AVAILABLE RECORDS -
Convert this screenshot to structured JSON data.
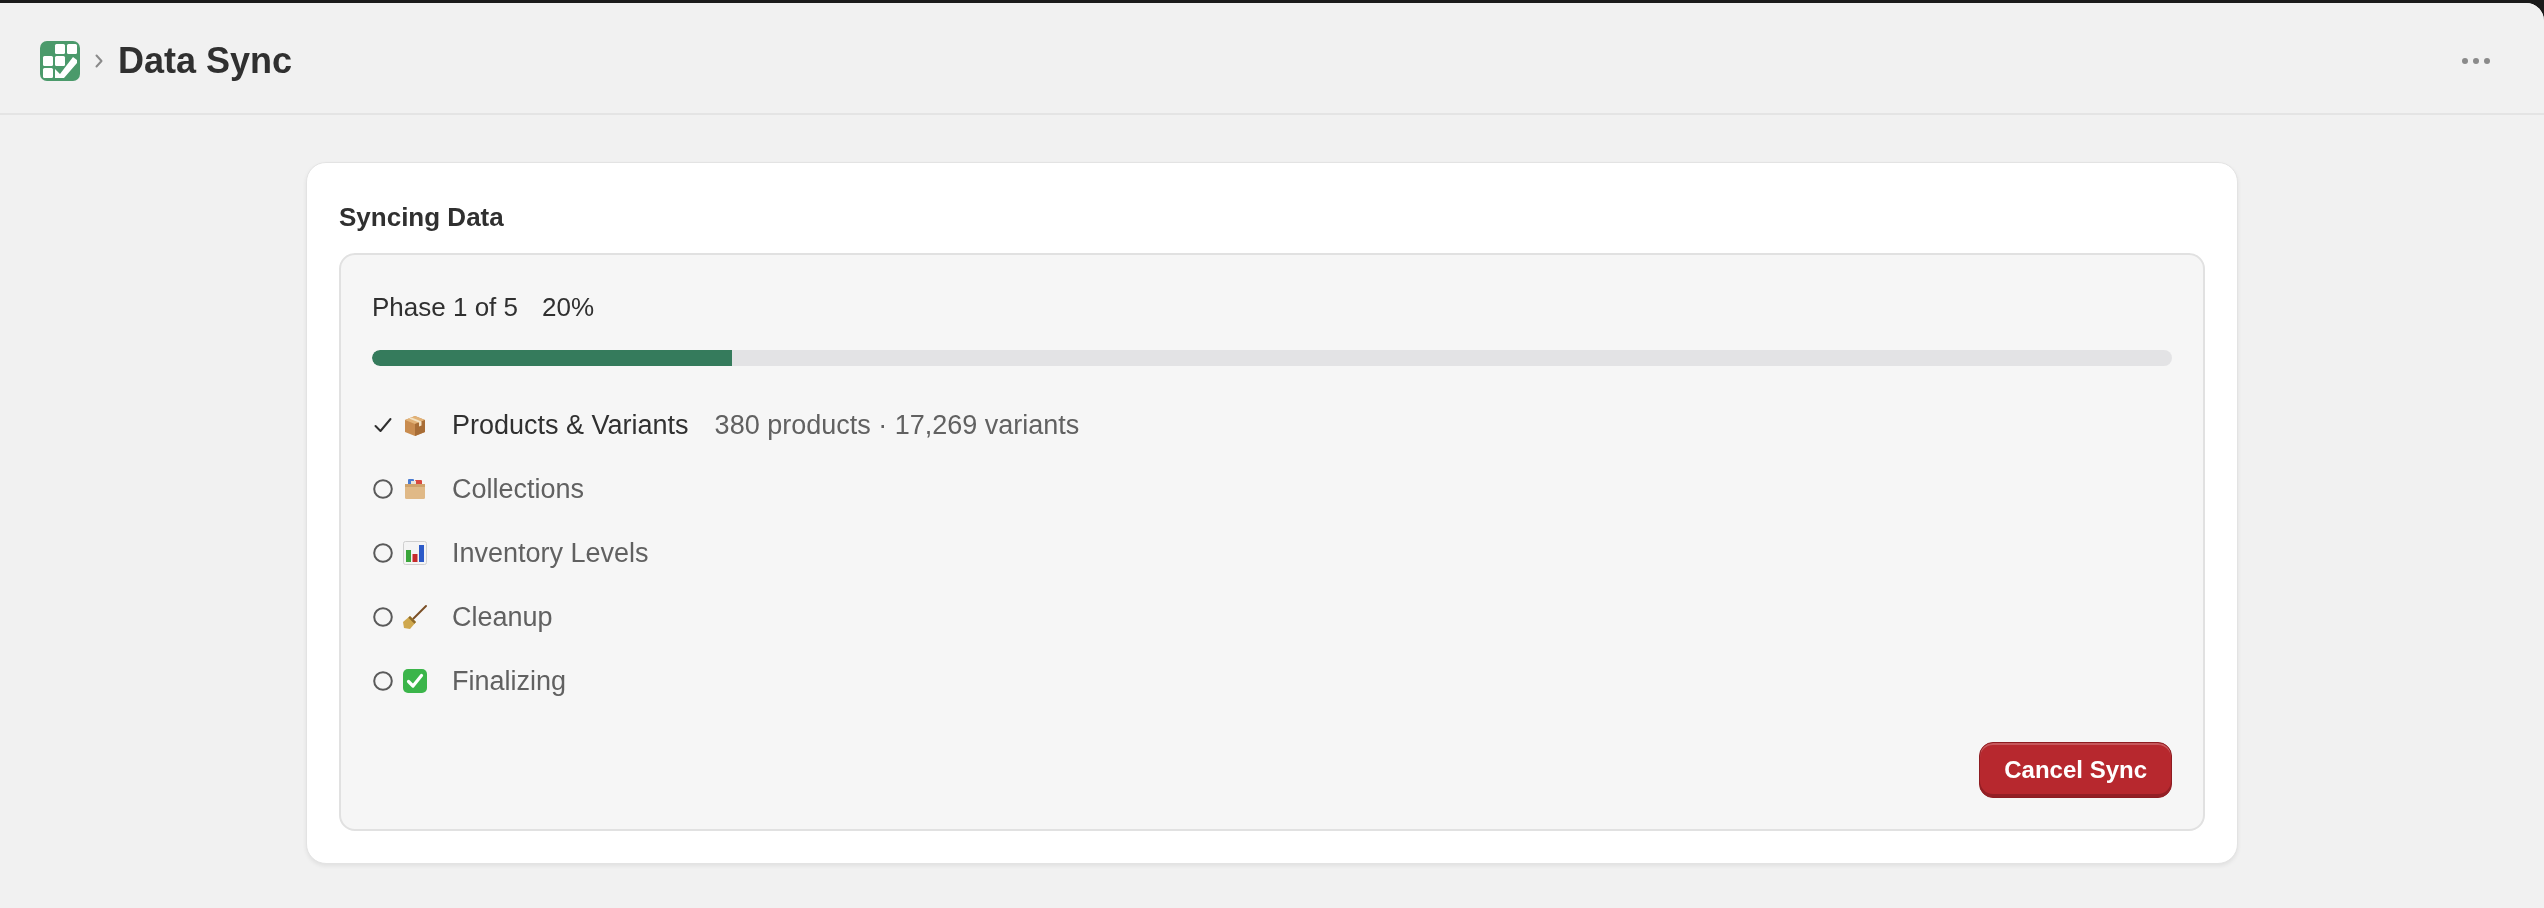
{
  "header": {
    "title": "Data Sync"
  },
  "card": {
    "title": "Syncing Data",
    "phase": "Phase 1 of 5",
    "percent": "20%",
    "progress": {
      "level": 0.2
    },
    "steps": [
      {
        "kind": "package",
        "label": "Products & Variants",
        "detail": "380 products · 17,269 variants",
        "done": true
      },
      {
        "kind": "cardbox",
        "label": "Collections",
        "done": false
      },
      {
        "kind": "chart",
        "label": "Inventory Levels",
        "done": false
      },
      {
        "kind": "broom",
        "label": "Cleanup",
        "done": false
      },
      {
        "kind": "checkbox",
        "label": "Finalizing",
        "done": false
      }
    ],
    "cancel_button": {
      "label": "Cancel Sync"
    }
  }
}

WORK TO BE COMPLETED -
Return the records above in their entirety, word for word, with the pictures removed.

FINISHED TASK -
Convert this screenshot to structured JSON data.
{
  "header": {
    "title": "Data Sync"
  },
  "card": {
    "title": "Syncing Data",
    "phase": "Phase 1 of 5",
    "percent": "20%",
    "progress": {
      "level": 0.2
    },
    "steps": [
      {
        "kind": "package",
        "label": "Products & Variants",
        "detail": "380 products · 17,269 variants",
        "done": true
      },
      {
        "kind": "cardbox",
        "label": "Collections",
        "done": false
      },
      {
        "kind": "chart",
        "label": "Inventory Levels",
        "done": false
      },
      {
        "kind": "broom",
        "label": "Cleanup",
        "done": false
      },
      {
        "kind": "checkbox",
        "label": "Finalizing",
        "done": false
      }
    ],
    "cancel_button": {
      "label": "Cancel Sync"
    }
  }
}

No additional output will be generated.